He led the way down into the library, which was just off the wide entrance hall. Books were ranged round the walls on shelves, the same as we dispose ours. But they were all bound in white cloth or white leather.

The lettering on the backs was gold.

I took one in my hand and flipped its leaves to show Severnius that I knew what a book was. He was delighted. He asked me, in a language which he and I had speedily established between ourselves, if I would not like to learn the Marsian tongue. I replied that it was what I wished above all things to do. We set to work at once. His teaching was very simple and natural, and I quickly mastered several important principles.

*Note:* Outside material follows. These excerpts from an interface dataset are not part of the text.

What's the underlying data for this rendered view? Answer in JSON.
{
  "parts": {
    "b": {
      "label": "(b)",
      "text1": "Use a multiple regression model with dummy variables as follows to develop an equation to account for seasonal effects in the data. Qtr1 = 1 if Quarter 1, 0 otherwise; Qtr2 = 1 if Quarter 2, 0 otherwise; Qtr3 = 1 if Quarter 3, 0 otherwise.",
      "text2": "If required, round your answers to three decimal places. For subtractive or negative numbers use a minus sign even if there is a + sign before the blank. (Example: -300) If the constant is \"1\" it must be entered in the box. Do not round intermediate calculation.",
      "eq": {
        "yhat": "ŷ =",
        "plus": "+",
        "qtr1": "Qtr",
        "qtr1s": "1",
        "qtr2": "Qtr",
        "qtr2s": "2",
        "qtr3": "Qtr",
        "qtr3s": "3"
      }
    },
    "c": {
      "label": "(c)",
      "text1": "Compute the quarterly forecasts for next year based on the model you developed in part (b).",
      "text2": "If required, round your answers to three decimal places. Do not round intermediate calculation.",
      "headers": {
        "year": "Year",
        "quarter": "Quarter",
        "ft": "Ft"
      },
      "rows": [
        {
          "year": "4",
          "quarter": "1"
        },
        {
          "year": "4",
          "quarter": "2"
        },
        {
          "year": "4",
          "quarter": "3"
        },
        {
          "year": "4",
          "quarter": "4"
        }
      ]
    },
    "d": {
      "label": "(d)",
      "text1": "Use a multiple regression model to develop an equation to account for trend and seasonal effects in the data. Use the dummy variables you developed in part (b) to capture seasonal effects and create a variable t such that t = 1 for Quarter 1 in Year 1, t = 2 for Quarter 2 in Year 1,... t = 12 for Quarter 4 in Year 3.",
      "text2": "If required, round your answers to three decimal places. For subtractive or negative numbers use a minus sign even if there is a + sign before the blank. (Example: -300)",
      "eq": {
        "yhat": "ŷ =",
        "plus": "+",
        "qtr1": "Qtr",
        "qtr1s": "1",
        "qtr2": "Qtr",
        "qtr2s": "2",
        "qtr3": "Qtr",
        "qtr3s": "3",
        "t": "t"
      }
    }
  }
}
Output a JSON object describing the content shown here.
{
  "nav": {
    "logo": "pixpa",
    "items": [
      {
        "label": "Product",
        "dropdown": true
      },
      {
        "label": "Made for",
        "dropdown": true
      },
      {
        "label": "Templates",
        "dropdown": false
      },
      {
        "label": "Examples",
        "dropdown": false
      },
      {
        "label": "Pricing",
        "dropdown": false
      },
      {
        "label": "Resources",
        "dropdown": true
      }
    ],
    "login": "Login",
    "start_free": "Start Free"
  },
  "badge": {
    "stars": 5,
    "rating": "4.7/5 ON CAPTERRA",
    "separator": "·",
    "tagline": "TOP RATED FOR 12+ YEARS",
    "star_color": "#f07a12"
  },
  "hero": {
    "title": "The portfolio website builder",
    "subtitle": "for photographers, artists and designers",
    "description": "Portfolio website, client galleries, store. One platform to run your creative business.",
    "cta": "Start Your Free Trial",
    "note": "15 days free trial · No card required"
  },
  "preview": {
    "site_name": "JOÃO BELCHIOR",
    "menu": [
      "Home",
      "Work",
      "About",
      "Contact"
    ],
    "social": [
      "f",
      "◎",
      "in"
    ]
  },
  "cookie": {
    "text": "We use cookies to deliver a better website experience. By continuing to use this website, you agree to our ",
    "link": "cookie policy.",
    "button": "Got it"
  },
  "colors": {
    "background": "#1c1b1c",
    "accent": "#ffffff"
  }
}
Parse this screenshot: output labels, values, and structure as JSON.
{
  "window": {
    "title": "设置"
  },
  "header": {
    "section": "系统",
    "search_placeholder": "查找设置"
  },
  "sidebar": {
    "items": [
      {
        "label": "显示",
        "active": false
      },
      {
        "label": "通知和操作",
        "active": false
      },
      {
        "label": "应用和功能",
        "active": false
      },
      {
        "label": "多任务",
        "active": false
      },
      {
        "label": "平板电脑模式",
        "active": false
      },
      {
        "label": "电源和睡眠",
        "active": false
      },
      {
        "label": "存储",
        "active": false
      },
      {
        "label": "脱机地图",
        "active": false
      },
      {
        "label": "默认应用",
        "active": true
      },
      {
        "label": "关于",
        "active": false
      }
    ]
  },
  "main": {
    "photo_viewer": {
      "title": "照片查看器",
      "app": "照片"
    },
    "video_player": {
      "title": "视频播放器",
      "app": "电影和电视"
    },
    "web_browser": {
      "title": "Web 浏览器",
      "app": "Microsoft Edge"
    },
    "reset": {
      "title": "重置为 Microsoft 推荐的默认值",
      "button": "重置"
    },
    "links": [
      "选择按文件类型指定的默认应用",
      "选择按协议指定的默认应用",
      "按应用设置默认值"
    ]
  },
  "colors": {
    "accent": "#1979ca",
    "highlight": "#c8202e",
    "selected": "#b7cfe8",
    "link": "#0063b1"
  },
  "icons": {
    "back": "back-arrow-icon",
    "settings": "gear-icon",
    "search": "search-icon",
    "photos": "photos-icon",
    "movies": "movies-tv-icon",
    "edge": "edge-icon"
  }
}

After a little a servant announced some visitors, and Severnius went out into the hall to receive them. He left the door open, and I saw that the visitors were the astronomers I had met the night before. They asked to see me, and Severnius ushered them into the library. I stood up and shook hands with each one, as he advanced, and repeated their own formula for "How do you do!" which quite amused them. I suppose the words sounded very parrot-like,—I did not know where to put the accent. They congratulated me with many smiles and gesticulations on my determination to learn the language,—Severnius having explained this fact to them. He also told them that I had perhaps better be left to myself and him until I had mastered it, when of course I should be much more interesting to them and they to me. p. 14 They acquiesced, and with many bows and waves of the hand, withdrew.

The language, I found, was not at all difficult,—not so arbitrary as many of our modern languages. It was similar in form and construction to the ancient languages of southern Europe. The proper names had an almost familiar sound. That of the country I was in was Paleveria. The city was called Thursia, and there was a river flowing through it,—one portion of Severnius’ grounds, at the back of the house, sloped to it,—named the Gyro.

Next: Chapter 2. A Woman